A quick recap…
Week 1: Hardly any running. I managed about 10 miles of walking and a little biking. I was all but convinced my foot was broken. Running on the road for 83.5 miles can do some damage. I iced and massaged, but there was no real swelling. A nagging tightness when I rested…but I could walk without pain. I thought if I could just get my foot to crack, I’d feel better. I paced a 4mi race on Friday night without incident.

Week 2: Time to put in a little mileage. More foot stretches. Finally my foot loosened up enough. Crack! So much better. As it turns out, my Cuboid was slightly dislocated, and it likely popped back in on it’s own. I gave the foot some support with tape and compression for a few days while continuing the stretching exercises. I logged about 30 miles this week.

Week 3: Peak Week? Already? Not good. I’m not ready. I put in as many treadmill miles as I could stand. My “long run” was 25 miles…on a treadmill…over two days. It was the only way I could stand the dread. I wasn’t able to get to any trails this week, and worried I wouldn’t be ready. I knew I didn’t have to run a crazy amount of miles. The race is close, and I’m not going to make that many gains at this point. Maintenance. I just have to maintain cardio fitness, put enough stress on the legs to trigger muscle memory. No time for DOMS, boys and girls.

Week 4: Here we are. Motivation is at an all-time low. I have no goals for this race other than “finish.” I don’t care if I’m dead-last, but I’m fairly certain I won’t be. I ran 15 trail miles on Thursday, and that was a big confidence boost. I left the trail feeling positive and refreshed. Not too tired, and no DOMS on Friday. Perfect. Most of Friday was consumed with the Columbus Marathon Expo, and I did a fair amount of walking around Downtown and the event itself. This week my sleep cycle is pretty much non-existent. I’m not sure the last time I got a good 8 hours…or 6 for that matter. It’s been a while. I should be sleeping right now, but my brain is in this hyper-vigilant mode. It’s not a good place for me. I can’t relax. I feel stressed and paranoid all the time. Maybe I just need to run…

The race is next Sunday. 52.4 miles of trails for which I’m not sure I’m ready. I’ll finish. I recently met a gal who is running her first 50+ race, and it seems we have a similar pace and race plan. I’ll do what I can to encourage her, and that will get me through the race. Now I know why people stack events so close together…there’s no time to fall. You’re always racing. Of course, there’s a danger in there as well…the dreaded injury. I think if you play it smart you can keep it up for a while, but eventually you have to take time for rest and recovery.

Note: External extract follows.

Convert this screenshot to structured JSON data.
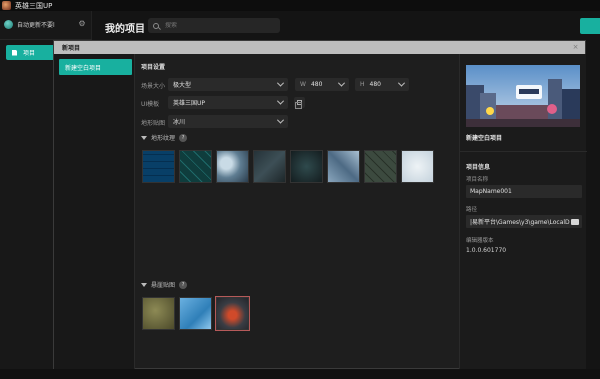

This will be my last official race of the year. I have a few other long runs planned…a miles for years run around my birthday, and a FA50k in December that I won’t miss. But really, this is it. It makes me feel uneasy without something on the books. Sure…I have race ideas for the spring. But nothing official…yet.

Maybe it’s my time.

Time to learn how to fall.